A Short Note on Substantive Considerations – Criteria For a Stay

Now, a few words about substance. A full discussion of the substantive criteria for a stay is beyond this article's scope. See generally SUPREME COURT PRACTICE § 17.13; see also Rapp, Cynthia (ed.), A COLLECTION OF IN CHAMBERS OPINIONS BY THE JUSTICES OF THESUPREME COURT OF THE UNITED STATES, (Green Bag Press, 2004).Rule 23 recognizes that a Justice may grant a stay "as permitted by law," see Rule 23.1,"[a] party to a judgment sought to be reviewed" will most likely seek "to stay theenforcement of that judgment" pursuant to 28 U.S.C. § 2101(f). See Rule 23.2. The statute provides that a Justice may stay the mandate, or execution and enforcement of a judgment for a reasonable time while the aggrieved party seeks a writ of certiorari.
The criteria governing the issuance of a stay pending certiorari tracks the familiar requirements for an injunction. The Court considers "whether the applicant has demonstrated '(1) a reasonable probability that four Justices will consider the issue sufficiently meritorious to grant certiorari or to note probable jurisdiction; (2) a fair prospect that a majority of the Court will conclude that the decision below was erroneous; and (3) a likelihood that irreparable harm will result from the denial of a stay.'" Indiana State Police Pension Trust v. Chrysler LLC, 129 S. Ct. 2275, 2279 (2009) (per curiam) (quoting Conkright v. Frommert, 129 S. Ct. 1861, 1862 (2009) (Ginsburg, J., in chambers)). The "fair prospect" test asks whether "plausible arguments exist for reversing the decision below and [whether] there is at least a fair prospect that a majority of the Court may vote to do so." See California v. American Stores Co., 492 U.S. 1301, 1306 (1989) (O'Connor, J., in chambers). In a close case, the Court may also consider whether (4) the balance of the equities justifies a stay. Chrysler, 129 S. Ct. at 2276. As a general practice it is prudent to pull the particular Circuit Justice's individual "in chambers" opinions accompanying the grant or denial of stay applications, which can provide a rough guide to how the Justice has dealt historically with these considerations in a variety of fact-bound circumstances.

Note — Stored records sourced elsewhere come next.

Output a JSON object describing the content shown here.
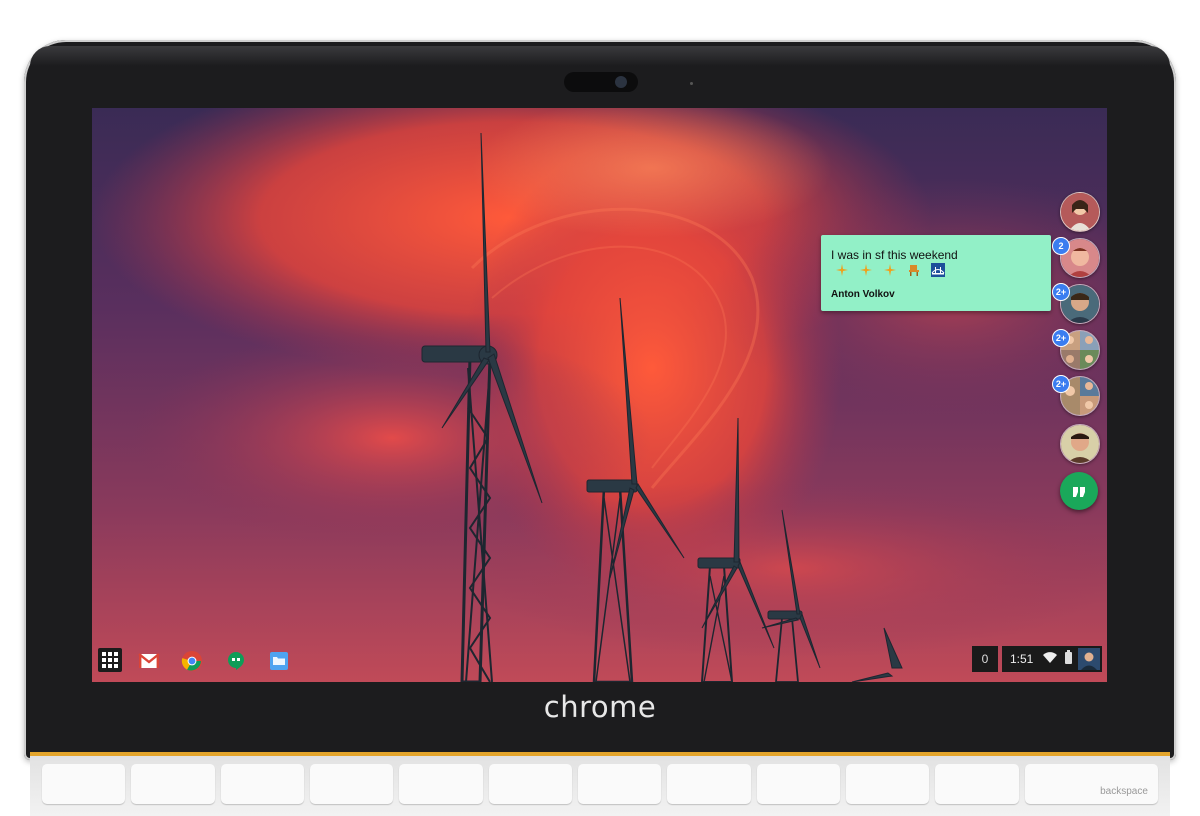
{
  "device": {
    "brand": "chrome",
    "keyboard": {
      "backspace_label": "backspace"
    }
  },
  "shelf": {
    "apps": [
      {
        "name": "Gmail",
        "icon": "gmail-icon"
      },
      {
        "name": "Chrome",
        "icon": "chrome-icon"
      },
      {
        "name": "Hangouts",
        "icon": "hangouts-icon"
      },
      {
        "name": "Files",
        "icon": "files-icon"
      }
    ],
    "notification_count": "0",
    "clock": "1:51",
    "status_icons": [
      "wifi-icon",
      "battery-icon",
      "account-avatar"
    ]
  },
  "notification": {
    "message": "I was in sf this weekend",
    "sender": "Anton Volkov",
    "emoji_icons": [
      "plane-icon",
      "plane-icon",
      "plane-icon",
      "chair-icon",
      "bridge-icon"
    ],
    "background": "#92f0c7"
  },
  "chat_heads": [
    {
      "name": "contact-1",
      "badge": ""
    },
    {
      "name": "contact-2",
      "badge": "2"
    },
    {
      "name": "contact-3",
      "badge": "2+"
    },
    {
      "name": "group-4",
      "badge": "2+"
    },
    {
      "name": "group-5",
      "badge": "2+"
    },
    {
      "name": "contact-6",
      "badge": ""
    }
  ],
  "colors": {
    "hangouts_green": "#1aa85a",
    "badge_blue": "#3b7df0",
    "bezel": "#1c1c1e",
    "keyboard_trim": "#e4a52c"
  }
}
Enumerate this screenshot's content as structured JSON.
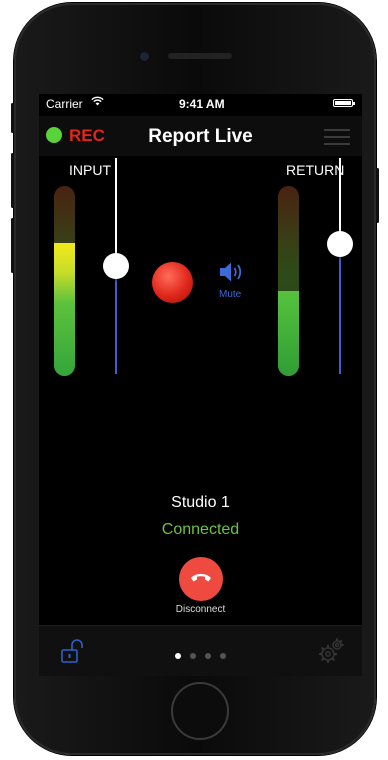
{
  "status_bar": {
    "carrier": "Carrier",
    "time": "9:41 AM"
  },
  "nav": {
    "rec_label": "REC",
    "title": "Report Live"
  },
  "meters": {
    "input_label": "INPUT",
    "return_label": "RETURN",
    "input_level": 0.7,
    "return_level": 0.45,
    "input_slider": 0.5,
    "return_slider": 0.6
  },
  "controls": {
    "mute_label": "Mute"
  },
  "call": {
    "studio": "Studio 1",
    "status": "Connected",
    "disconnect_label": "Disconnect"
  },
  "pager": {
    "count": 4,
    "active": 0
  },
  "colors": {
    "rec_green": "#5ad23a",
    "rec_red": "#e0261b",
    "connected_green": "#6cc23f",
    "hangup_red": "#ee4a3f",
    "accent_blue": "#3a6bd6"
  }
}
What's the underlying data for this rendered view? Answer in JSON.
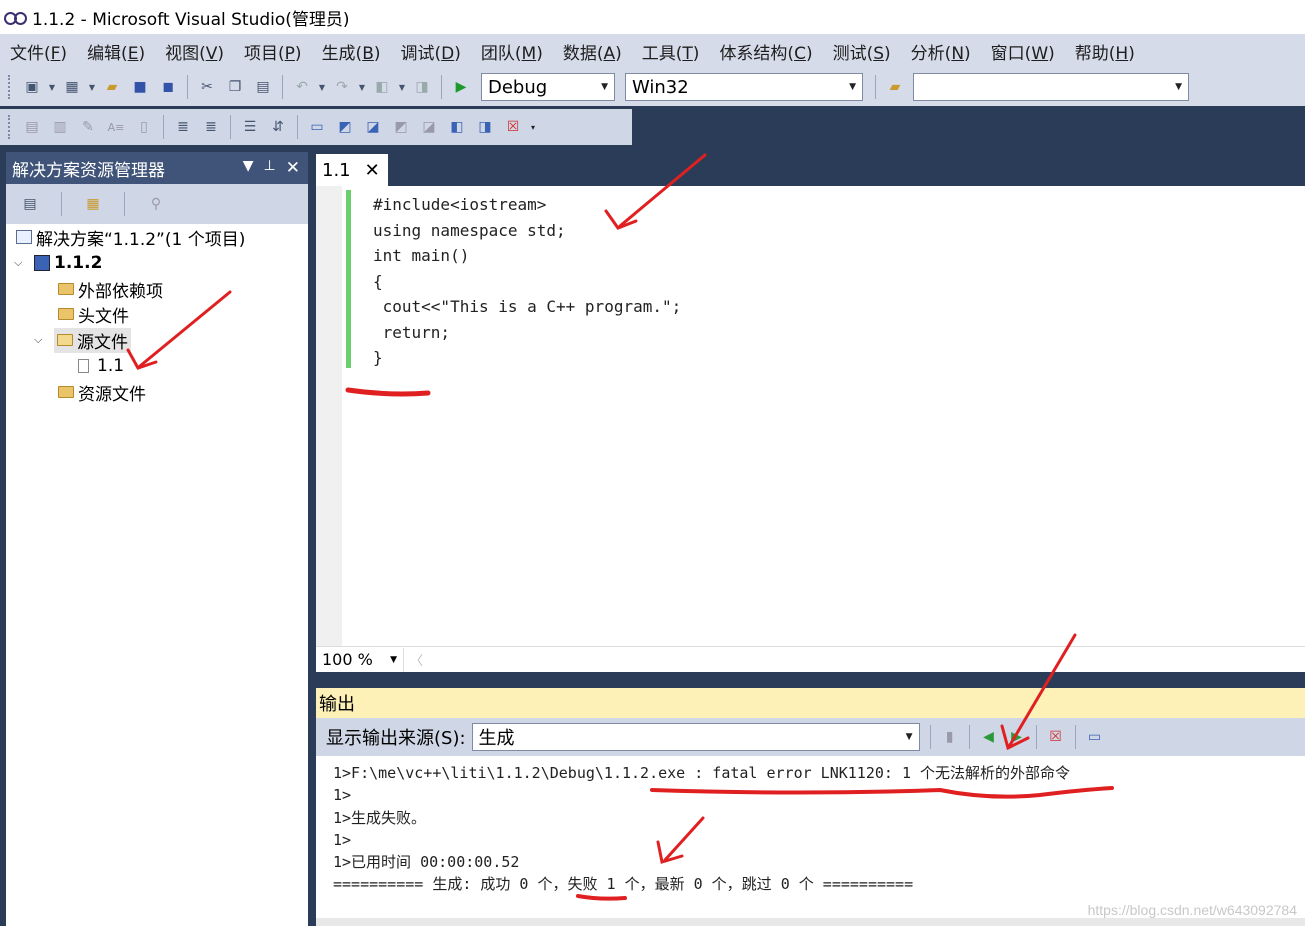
{
  "window": {
    "title": "1.1.2 - Microsoft Visual Studio(管理员)"
  },
  "menu": [
    {
      "text": "文件(",
      "key": "F",
      "end": ")"
    },
    {
      "text": "编辑(",
      "key": "E",
      "end": ")"
    },
    {
      "text": "视图(",
      "key": "V",
      "end": ")"
    },
    {
      "text": "项目(",
      "key": "P",
      "end": ")"
    },
    {
      "text": "生成(",
      "key": "B",
      "end": ")"
    },
    {
      "text": "调试(",
      "key": "D",
      "end": ")"
    },
    {
      "text": "团队(",
      "key": "M",
      "end": ")"
    },
    {
      "text": "数据(",
      "key": "A",
      "end": ")"
    },
    {
      "text": "工具(",
      "key": "T",
      "end": ")"
    },
    {
      "text": "体系结构(",
      "key": "C",
      "end": ")"
    },
    {
      "text": "测试(",
      "key": "S",
      "end": ")"
    },
    {
      "text": "分析(",
      "key": "N",
      "end": ")"
    },
    {
      "text": "窗口(",
      "key": "W",
      "end": ")"
    },
    {
      "text": "帮助(",
      "key": "H",
      "end": ")"
    }
  ],
  "toolbar": {
    "config": "Debug",
    "platform": "Win32",
    "find_value": ""
  },
  "solution_explorer": {
    "title": "解决方案资源管理器",
    "solution": "解决方案“1.1.2”(1 个项目)",
    "project": "1.1.2",
    "items": {
      "deps": "外部依赖项",
      "headers": "头文件",
      "sources": "源文件",
      "source_file": "1.1",
      "resources": "资源文件"
    }
  },
  "editor": {
    "tab": "1.1",
    "lines": [
      "#include<iostream>",
      "using namespace std;",
      "int main()",
      "{",
      " cout<<\"This is a C++ program.\";",
      " return;",
      "}"
    ],
    "zoom": "100 %"
  },
  "output": {
    "title": "输出",
    "source_label": "显示输出来源(S):",
    "source_value": "生成",
    "lines": [
      "1>F:\\me\\vc++\\liti\\1.1.2\\Debug\\1.1.2.exe : fatal error LNK1120: 1 个无法解析的外部命令",
      "1>",
      "1>生成失败。",
      "1>",
      "1>已用时间 00:00:00.52",
      "========== 生成: 成功 0 个，失败 1 个，最新 0 个，跳过 0 个 =========="
    ]
  },
  "watermark": "https://blog.csdn.net/w643092784",
  "colors": {
    "accent": "#2b3c59",
    "annotation": "#e02020",
    "output_header": "#fdf1b8"
  }
}
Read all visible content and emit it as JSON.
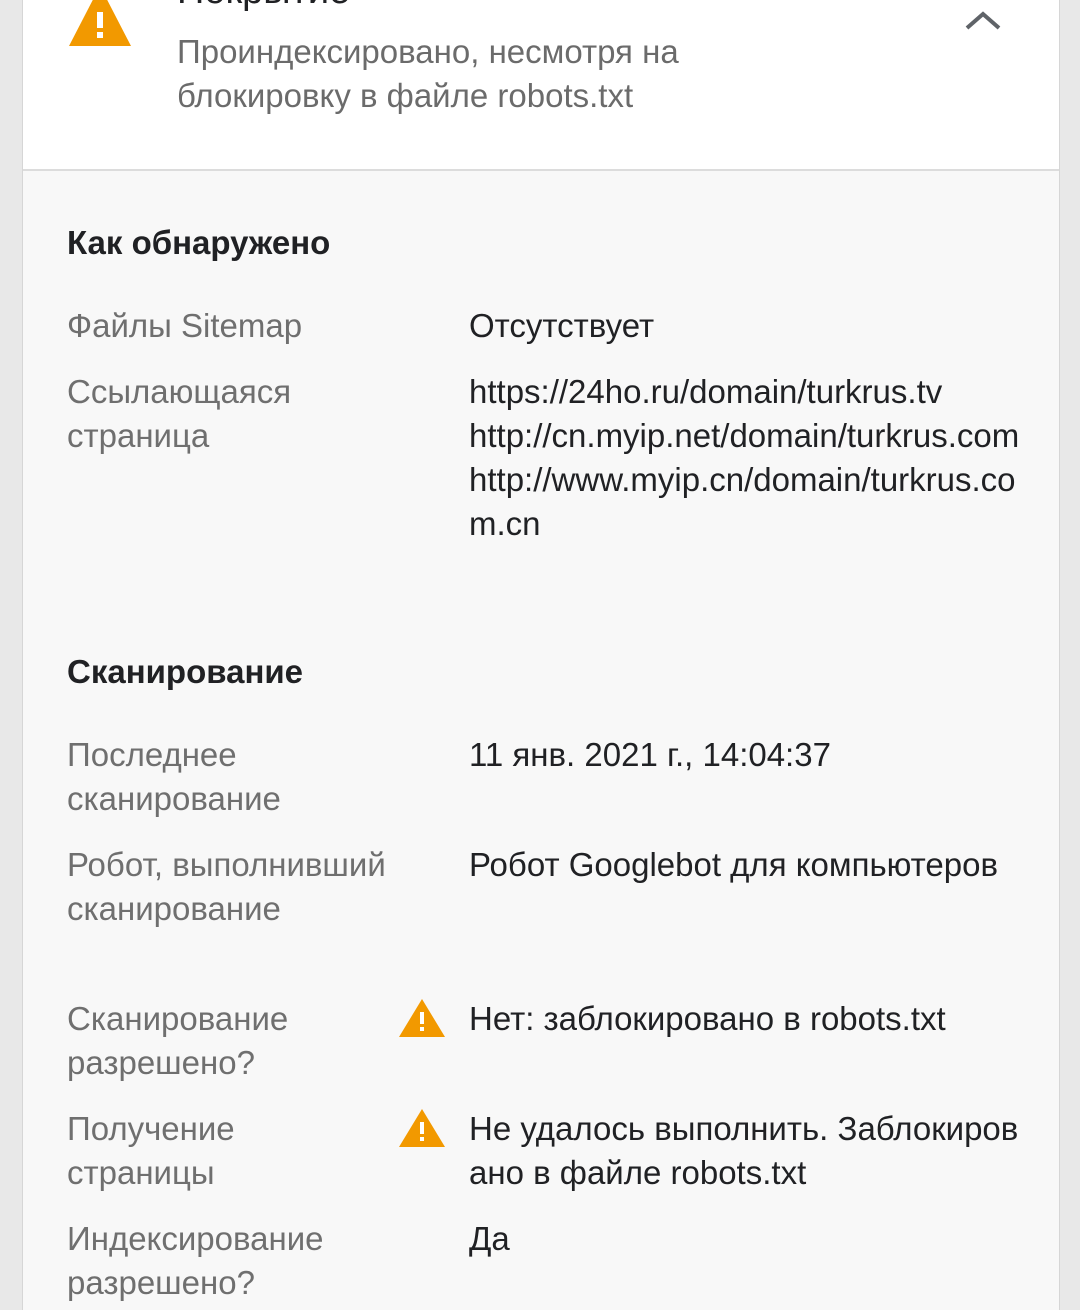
{
  "header": {
    "title": "Покрытие",
    "subtitle": "Проиндексировано, несмотря на блокировку в файле robots.txt",
    "status_icon": "warning-icon",
    "collapse_icon": "chevron-up-icon",
    "warning_color": "#f29900"
  },
  "discovery": {
    "title": "Как обнаружено",
    "rows": [
      {
        "label": "Файлы Sitemap",
        "value": "Отсутствует"
      },
      {
        "label": "Ссылающаяся страница",
        "values": [
          "https://24ho.ru/domain/turkrus.tv",
          "http://cn.myip.net/domain/turkrus.com",
          "http://www.myip.cn/domain/turkrus.com.cn"
        ]
      }
    ]
  },
  "crawl": {
    "title": "Сканирование",
    "rows": [
      {
        "label": "Последнее сканирование",
        "value": "11 янв. 2021 г., 14:04:37"
      },
      {
        "label": "Робот, выполнивший сканирование",
        "value": "Робот Googlebot для компьютеров"
      },
      {
        "label": "Сканирование разрешено?",
        "value": "Нет: заблокировано в robots.txt",
        "warning": true
      },
      {
        "label": "Получение страницы",
        "value": "Не удалось выполнить. Заблокировано в файле robots.txt",
        "warning": true
      },
      {
        "label": "Индексирование разрешено?",
        "value": "Да"
      }
    ]
  }
}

Ultimately, it is a bit tough to file a U.S. Supreme Court stay application with a straight face. After all, the Court grants less than one percent of petitions for certiorari annually. With those slender odds, the very idea that a Justice would agree that your particular petition has a "reasonable probability" of swaying four cert votes seems an almost laughable proposition. And yet, as the substantive criteria suggest, that is a large part of your task when seeking a stay.


While a U.S. Supreme Court stay application is a species of "emergency" application, the process can run reasonably smoothly – if you take advantage of every opportunity to plan ahead. If you have any reason to predict that a lower court's adverse ruling might prompt the need for a high court stay application, immediately begin familiarizing yourself with the requisite rules and procedures. In particular, anticipate Rule 23.3's obligations and review the lower court's requirements for securing a stay pending the filing and disposition of a cert petition. To the extent feasible, start mapping out the jurisdictional statement for your cert petition and the shell of your stay application. And with a bit of luck, perhaps your application will be one of the few that are granted.

Ms. Chanoine is an associate in Mayer Brown LLP's Supreme Court & Appellate Group in New York ( Prior to joining Mayer Brown, Ms. Chanoine served as an attorney in the Federal Programs Branch of the Department of Justice, (Civil Division) through the Attorney General's Honors Program. Ms. Chanoine clerked for the Hon. Sonia Sotomayor on the Second Circuit Court of Appeals.